WORK TO COMPLETE → Report every line from the material that contains the word "Colección".

DATA FOR ANALYSIS →

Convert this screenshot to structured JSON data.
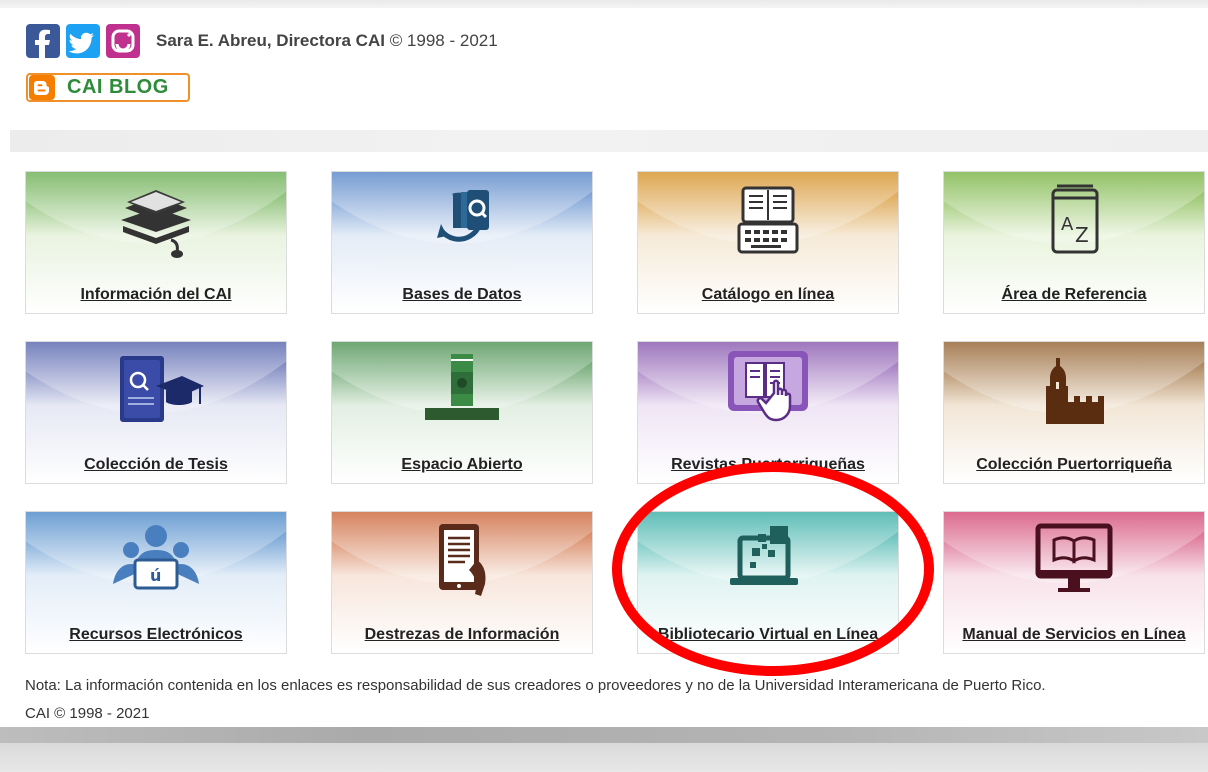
{
  "header": {
    "social_icons": [
      "facebook-icon",
      "twitter-icon",
      "instagram-icon"
    ],
    "credit_name": "Sara E. Abreu, Directora CAI",
    "credit_year": "© 1998 - 2021",
    "blog_label": "CAI BLOG"
  },
  "cards": [
    {
      "label": "Información del CAI",
      "theme": "#5fa844",
      "icon": "books-icon"
    },
    {
      "label": "Bases de Datos",
      "theme": "#4a7cc4",
      "icon": "database-search-icon"
    },
    {
      "label": "Catálogo en línea",
      "theme": "#d48a1a",
      "icon": "catalog-icon"
    },
    {
      "label": "Área de Referencia",
      "theme": "#6fae35",
      "icon": "dictionary-icon"
    },
    {
      "label": "Colección de Tesis",
      "theme": "#4b59a8",
      "icon": "thesis-icon"
    },
    {
      "label": "Espacio Abierto",
      "theme": "#3f8a45",
      "icon": "open-space-icon"
    },
    {
      "label": "Revistas Puertorriqueñas",
      "theme": "#7f4aa8",
      "icon": "magazine-touch-icon"
    },
    {
      "label": "Colección Puertorriqueña",
      "theme": "#8a5520",
      "icon": "castle-icon"
    },
    {
      "label": "Recursos Electrónicos",
      "theme": "#3d7fc4",
      "icon": "laptop-people-icon"
    },
    {
      "label": "Destrezas de Información",
      "theme": "#c95a2a",
      "icon": "tablet-hand-icon"
    },
    {
      "label": "Bibliotecario Virtual en Línea",
      "theme": "#2ba8a0",
      "icon": "virtual-librarian-icon"
    },
    {
      "label": "Manual de Servicios en Línea",
      "theme": "#d03a6a",
      "icon": "monitor-book-icon"
    }
  ],
  "footer": {
    "note": "Nota: La información contenida en los enlaces es responsabilidad de sus creadores o proveedores y no de la Universidad Interamericana de Puerto Rico.",
    "copyright": "CAI © 1998 - 2021"
  },
  "colors": {
    "highlight_circle": "#ff0000",
    "blog_orange": "#f57d00",
    "blog_green": "#2e8b3a"
  }
}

RESPONSE TO THE EXERCISE →
      "label": "Colección de Tesis",
      "label": "Colección Puertorriqueña",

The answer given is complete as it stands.